Requirement: Reproduce the listing below word for word and exclude any picture.

Raw data:
━━━━

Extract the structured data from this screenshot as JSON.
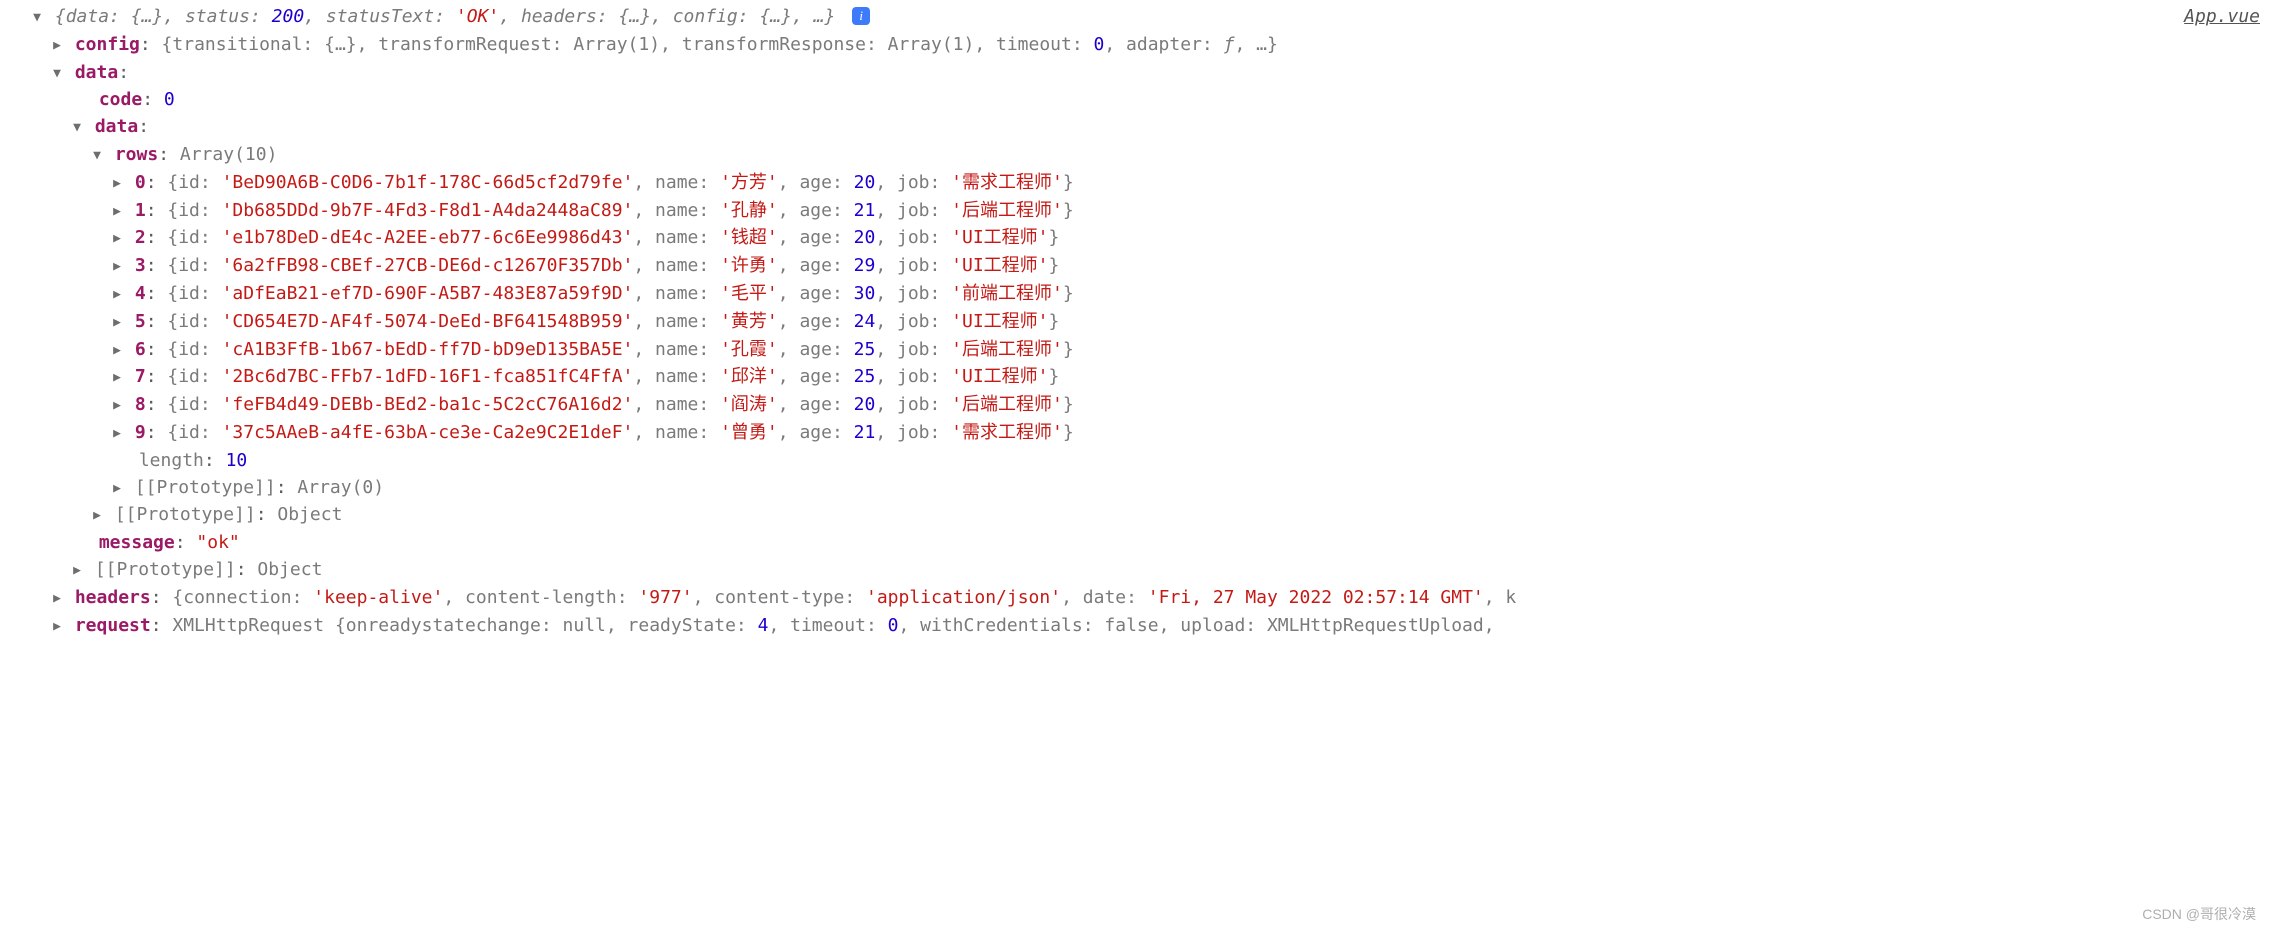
{
  "file_link": "App.vue",
  "summary": {
    "data_label": "data",
    "status_label": "status",
    "status_value": 200,
    "statusText_label": "statusText",
    "statusText_value": "'OK'",
    "headers_label": "headers",
    "config_label": "config",
    "ellipsis": "{…}",
    "trailing": ", …"
  },
  "config_line": {
    "key": "config",
    "preview": " {transitional: {…}, transformRequest: Array(1), transformResponse: Array(1), timeout: ",
    "timeout": 0,
    "adapter": ", adapter: ",
    "adapter_val": "ƒ",
    "tail": ", …}"
  },
  "data_outer_key": "data",
  "code_key": "code",
  "code_value": 0,
  "data_inner_key": "data",
  "rows_key": "rows",
  "rows_preview": " Array(10)",
  "rows": [
    {
      "idx": "0",
      "id": "'BeD90A6B-C0D6-7b1f-178C-66d5cf2d79fe'",
      "name": "'方芳'",
      "age": 20,
      "job": "'需求工程师'"
    },
    {
      "idx": "1",
      "id": "'Db685DDd-9b7F-4Fd3-F8d1-A4da2448aC89'",
      "name": "'孔静'",
      "age": 21,
      "job": "'后端工程师'"
    },
    {
      "idx": "2",
      "id": "'e1b78DeD-dE4c-A2EE-eb77-6c6Ee9986d43'",
      "name": "'钱超'",
      "age": 20,
      "job": "'UI工程师'"
    },
    {
      "idx": "3",
      "id": "'6a2fFB98-CBEf-27CB-DE6d-c12670F357Db'",
      "name": "'许勇'",
      "age": 29,
      "job": "'UI工程师'"
    },
    {
      "idx": "4",
      "id": "'aDfEaB21-ef7D-690F-A5B7-483E87a59f9D'",
      "name": "'毛平'",
      "age": 30,
      "job": "'前端工程师'"
    },
    {
      "idx": "5",
      "id": "'CD654E7D-AF4f-5074-DeEd-BF641548B959'",
      "name": "'黄芳'",
      "age": 24,
      "job": "'UI工程师'"
    },
    {
      "idx": "6",
      "id": "'cA1B3FfB-1b67-bEdD-ff7D-bD9eD135BA5E'",
      "name": "'孔霞'",
      "age": 25,
      "job": "'后端工程师'"
    },
    {
      "idx": "7",
      "id": "'2Bc6d7BC-FFb7-1dFD-16F1-fca851fC4FfA'",
      "name": "'邱洋'",
      "age": 25,
      "job": "'UI工程师'"
    },
    {
      "idx": "8",
      "id": "'feFB4d49-DEBb-BEd2-ba1c-5C2cC76A16d2'",
      "name": "'阎涛'",
      "age": 20,
      "job": "'后端工程师'"
    },
    {
      "idx": "9",
      "id": "'37c5AAeB-a4fE-63bA-ce3e-Ca2e9C2E1deF'",
      "name": "'曾勇'",
      "age": 21,
      "job": "'需求工程师'"
    }
  ],
  "length_key": "length",
  "length_value": 10,
  "proto_label": "[[Prototype]]",
  "proto_array": " Array(0)",
  "proto_object": " Object",
  "message_key": "message",
  "message_value": "\"ok\"",
  "headers_line": {
    "key": "headers",
    "pairs": [
      {
        "k": "connection",
        "v": "'keep-alive'"
      },
      {
        "k": "content-length",
        "v": "'977'"
      },
      {
        "k": "content-type",
        "v": "'application/json'"
      },
      {
        "k": "date",
        "v": "'Fri, 27 May 2022 02:57:14 GMT'"
      }
    ],
    "tail": ", k"
  },
  "request_line": {
    "key": "request",
    "text": " XMLHttpRequest {onreadystatechange: ",
    "null_val": "null",
    "rest1": ", readyState: ",
    "readyState": 4,
    "rest2": ", timeout: ",
    "timeout": 0,
    "rest3": ", withCredentials: ",
    "withCredentials": "false",
    "rest4": ", upload: XMLHttpRequestUpload,"
  },
  "row_field_labels": {
    "id": "id",
    "name": "name",
    "age": "age",
    "job": "job"
  },
  "watermark": "CSDN @哥很冷漠"
}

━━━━

Written response:
Extract the structured data from this screenshot as JSON.
{
  "file_link": "App.vue",
  "summary": {
    "data_label": "data",
    "status_label": "status",
    "status_value": 200,
    "statusText_label": "statusText",
    "statusText_value": "'OK'",
    "headers_label": "headers",
    "config_label": "config",
    "ellipsis": "{…}",
    "trailing": ", …"
  },
  "config_line": {
    "key": "config",
    "preview": " {transitional: {…}, transformRequest: Array(1), transformResponse: Array(1), timeout: ",
    "timeout": 0,
    "adapter": ", adapter: ",
    "adapter_val": "ƒ",
    "tail": ", …}"
  },
  "data_outer_key": "data",
  "code_key": "code",
  "code_value": 0,
  "data_inner_key": "data",
  "rows_key": "rows",
  "rows_preview": " Array(10)",
  "rows": [
    {
      "idx": "0",
      "id": "'BeD90A6B-C0D6-7b1f-178C-66d5cf2d79fe'",
      "name": "'方芳'",
      "age": 20,
      "job": "'需求工程师'"
    },
    {
      "idx": "1",
      "id": "'Db685DDd-9b7F-4Fd3-F8d1-A4da2448aC89'",
      "name": "'孔静'",
      "age": 21,
      "job": "'后端工程师'"
    },
    {
      "idx": "2",
      "id": "'e1b78DeD-dE4c-A2EE-eb77-6c6Ee9986d43'",
      "name": "'钱超'",
      "age": 20,
      "job": "'UI工程师'"
    },
    {
      "idx": "3",
      "id": "'6a2fFB98-CBEf-27CB-DE6d-c12670F357Db'",
      "name": "'许勇'",
      "age": 29,
      "job": "'UI工程师'"
    },
    {
      "idx": "4",
      "id": "'aDfEaB21-ef7D-690F-A5B7-483E87a59f9D'",
      "name": "'毛平'",
      "age": 30,
      "job": "'前端工程师'"
    },
    {
      "idx": "5",
      "id": "'CD654E7D-AF4f-5074-DeEd-BF641548B959'",
      "name": "'黄芳'",
      "age": 24,
      "job": "'UI工程师'"
    },
    {
      "idx": "6",
      "id": "'cA1B3FfB-1b67-bEdD-ff7D-bD9eD135BA5E'",
      "name": "'孔霞'",
      "age": 25,
      "job": "'后端工程师'"
    },
    {
      "idx": "7",
      "id": "'2Bc6d7BC-FFb7-1dFD-16F1-fca851fC4FfA'",
      "name": "'邱洋'",
      "age": 25,
      "job": "'UI工程师'"
    },
    {
      "idx": "8",
      "id": "'feFB4d49-DEBb-BEd2-ba1c-5C2cC76A16d2'",
      "name": "'阎涛'",
      "age": 20,
      "job": "'后端工程师'"
    },
    {
      "idx": "9",
      "id": "'37c5AAeB-a4fE-63bA-ce3e-Ca2e9C2E1deF'",
      "name": "'曾勇'",
      "age": 21,
      "job": "'需求工程师'"
    }
  ],
  "length_key": "length",
  "length_value": 10,
  "proto_label": "[[Prototype]]",
  "proto_array": " Array(0)",
  "proto_object": " Object",
  "message_key": "message",
  "message_value": "\"ok\"",
  "headers_line": {
    "key": "headers",
    "pairs": [
      {
        "k": "connection",
        "v": "'keep-alive'"
      },
      {
        "k": "content-length",
        "v": "'977'"
      },
      {
        "k": "content-type",
        "v": "'application/json'"
      },
      {
        "k": "date",
        "v": "'Fri, 27 May 2022 02:57:14 GMT'"
      }
    ],
    "tail": ", k"
  },
  "request_line": {
    "key": "request",
    "text": " XMLHttpRequest {onreadystatechange: ",
    "null_val": "null",
    "rest1": ", readyState: ",
    "readyState": 4,
    "rest2": ", timeout: ",
    "timeout": 0,
    "rest3": ", withCredentials: ",
    "withCredentials": "false",
    "rest4": ", upload: XMLHttpRequestUpload,"
  },
  "row_field_labels": {
    "id": "id",
    "name": "name",
    "age": "age",
    "job": "job"
  },
  "watermark": "CSDN @哥很冷漠"
}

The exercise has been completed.